I enjoyed listening to The Confidence Code, but afterwards when I tried to think of what I'd do differently, I came up empty-handed. This may be because I'm not quite the right audience. While I found the parts of the book that painted lack of confidence as a real issue very compelling, I didn't take away too many next steps for my own life, except perhaps "Call out women you see doing these things." Since I can't change my genes, and can't get a different mother, I'd have liked more clear-cut To Do's for the already-adult. It's possible they were there and I missed them, but I listened to the book twice to be sure, and nothing jumped out at me on the second runthrough. That said, I'm very grateful they wrote the book because it does such a good job of drawing attention to the very real issue.

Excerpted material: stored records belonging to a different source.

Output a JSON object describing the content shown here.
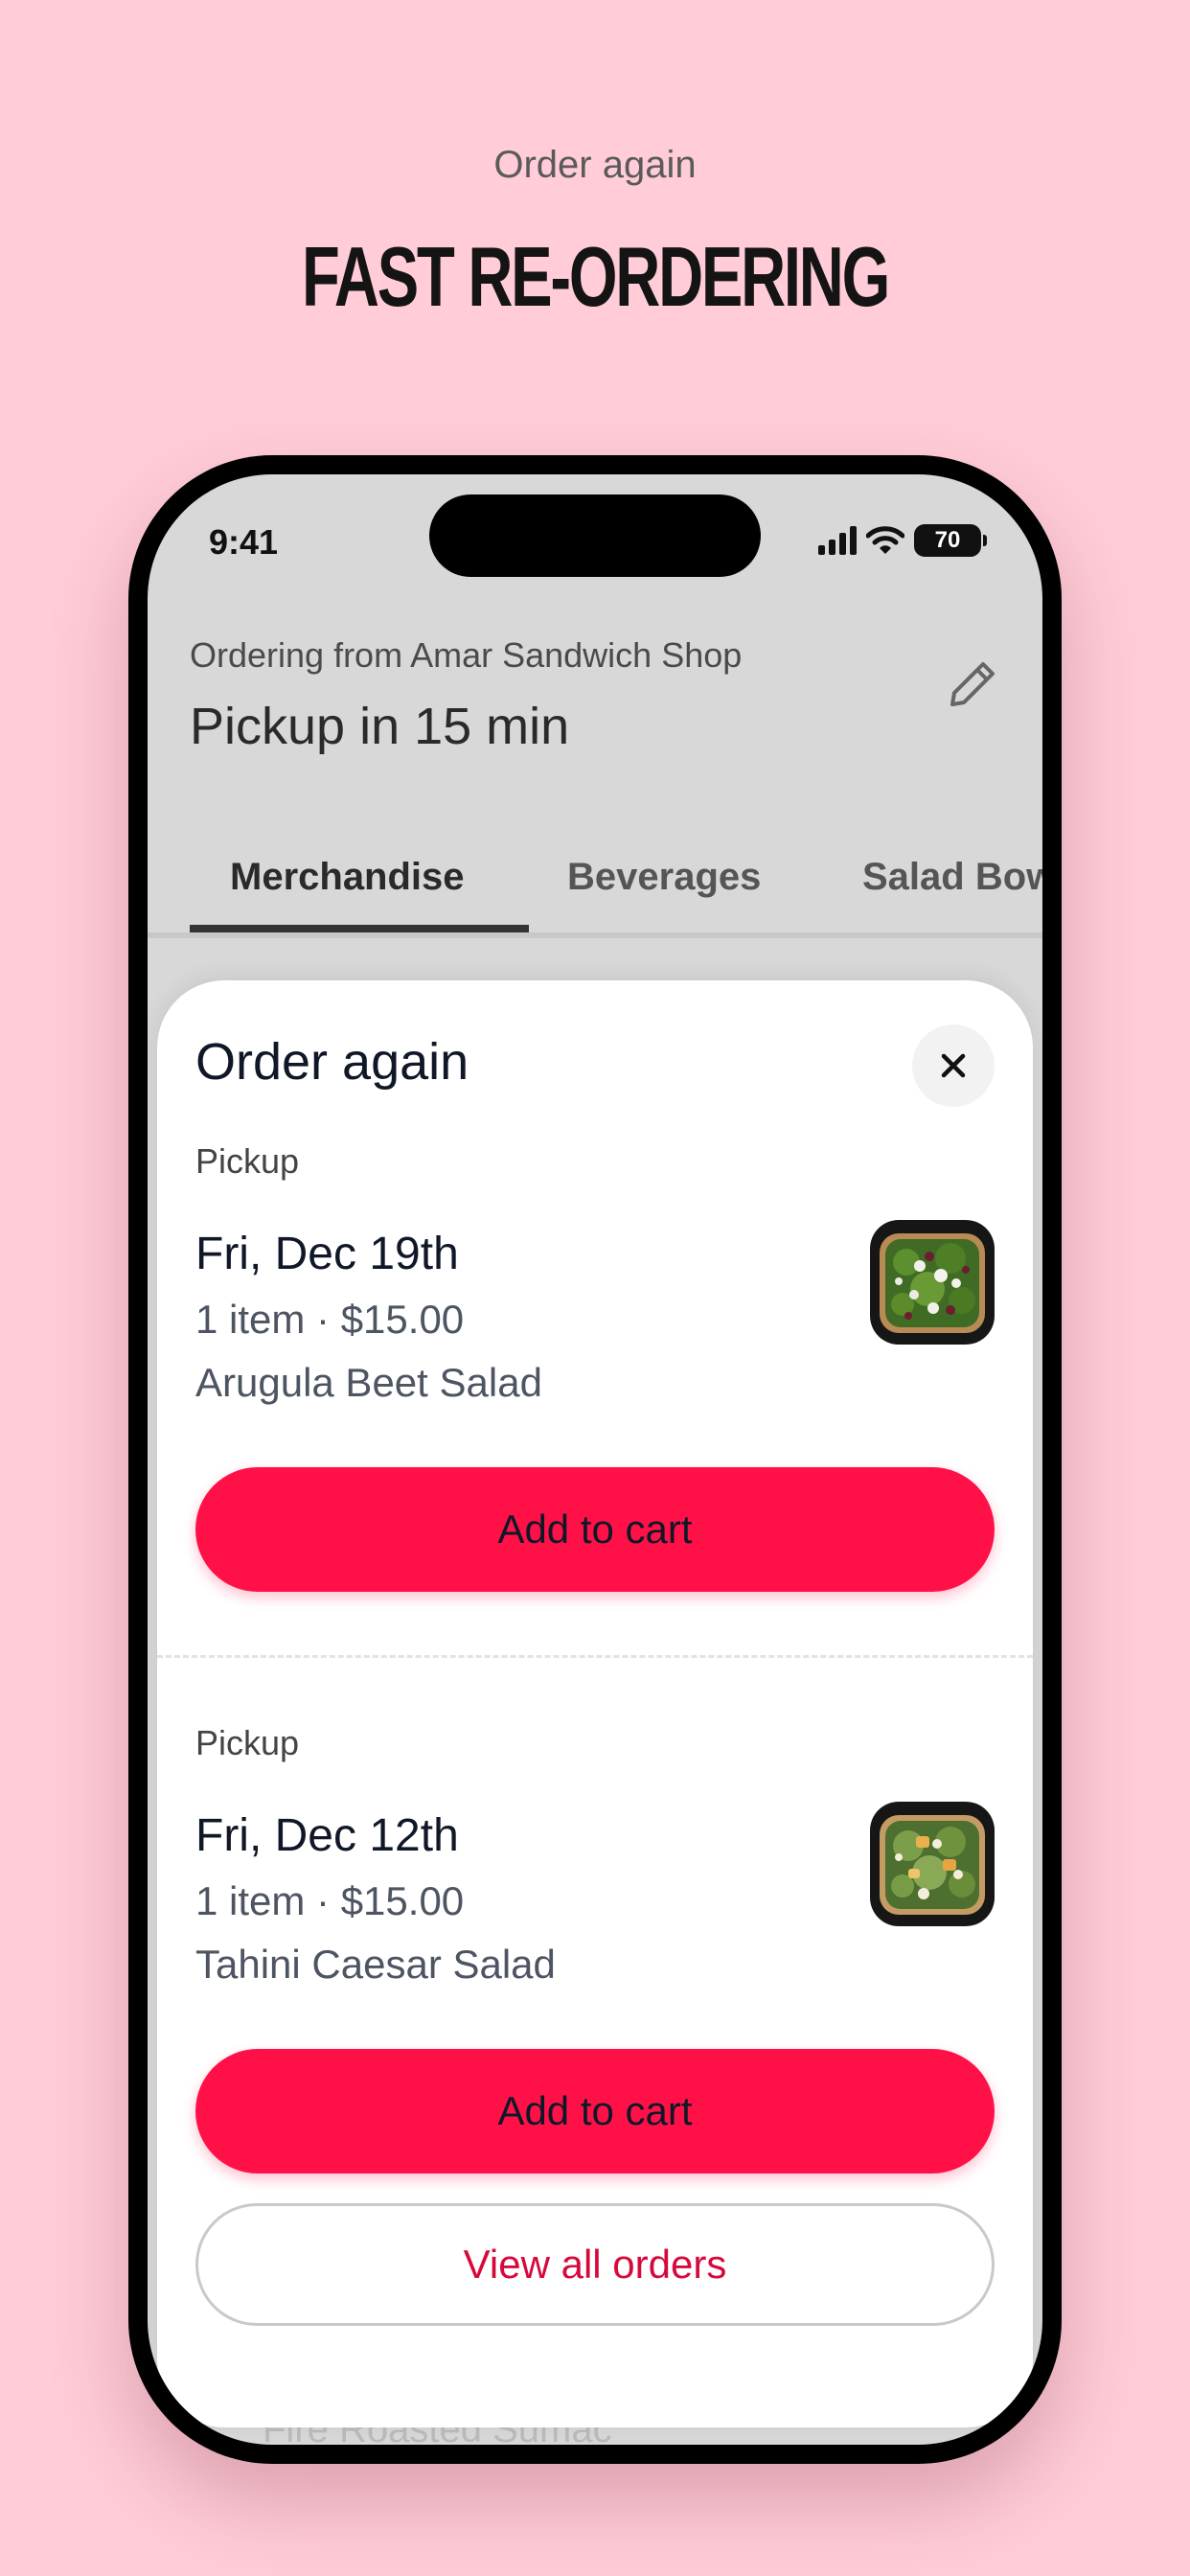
{
  "promo": {
    "subtitle": "Order again",
    "title": "FAST RE-ORDERING"
  },
  "status_bar": {
    "time": "9:41",
    "battery": "70"
  },
  "header": {
    "ordering_from": "Ordering from Amar Sandwich Shop",
    "pickup_time": "Pickup in 15 min"
  },
  "tabs": [
    {
      "label": "Merchandise",
      "active": true
    },
    {
      "label": "Beverages",
      "active": false
    },
    {
      "label": "Salad Bowls",
      "active": false
    }
  ],
  "background_text": "Fire Roasted Sumac",
  "sheet": {
    "title": "Order again",
    "orders": [
      {
        "mode": "Pickup",
        "date": "Fri, Dec 19th",
        "meta": "1 item · $15.00",
        "item": "Arugula Beet Salad",
        "button": "Add to cart"
      },
      {
        "mode": "Pickup",
        "date": "Fri, Dec 12th",
        "meta": "1 item · $15.00",
        "item": "Tahini Caesar Salad",
        "button": "Add to cart"
      }
    ],
    "view_all": "View all orders"
  },
  "colors": {
    "background": "#FFCCD8",
    "accent": "#FF1148",
    "link": "#D6093C"
  },
  "icons": {
    "edit": "pencil-icon",
    "close": "close-icon",
    "signal": "signal-icon",
    "wifi": "wifi-icon",
    "battery": "battery-icon"
  }
}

I found this to be a useful new lens with which to examine actions. Although I'm not quite sure whether I'm a giver, taker, or matcher, now I can ask myself in a particular situation which I'm acting like, and whether that's optimal. The anecdotes chosen to illustrate each chapter were distinctive and memorable. Definite recommend.
The one thing that truly distracted from my enjoyment of this book was the narrator's attempt to imitate voices. Sorry, dude- your Australian sounds like he's from Boston.
The ideas in this book are dynamite. They make sense; when I'm listening, I want to get up and go and implement them. I've listened to it a few times, and I'll continue to relisten to it whenever I feel I need a reminder on how to set goals and achieve them. I've recommended it to colleagues at work. The reason I don't give it five stars is I don't care for all the readers on it, and because it's a little too much of an advertisement for the company that wrote it. Still, it's definitely worth listening to despite its performance shortcomings.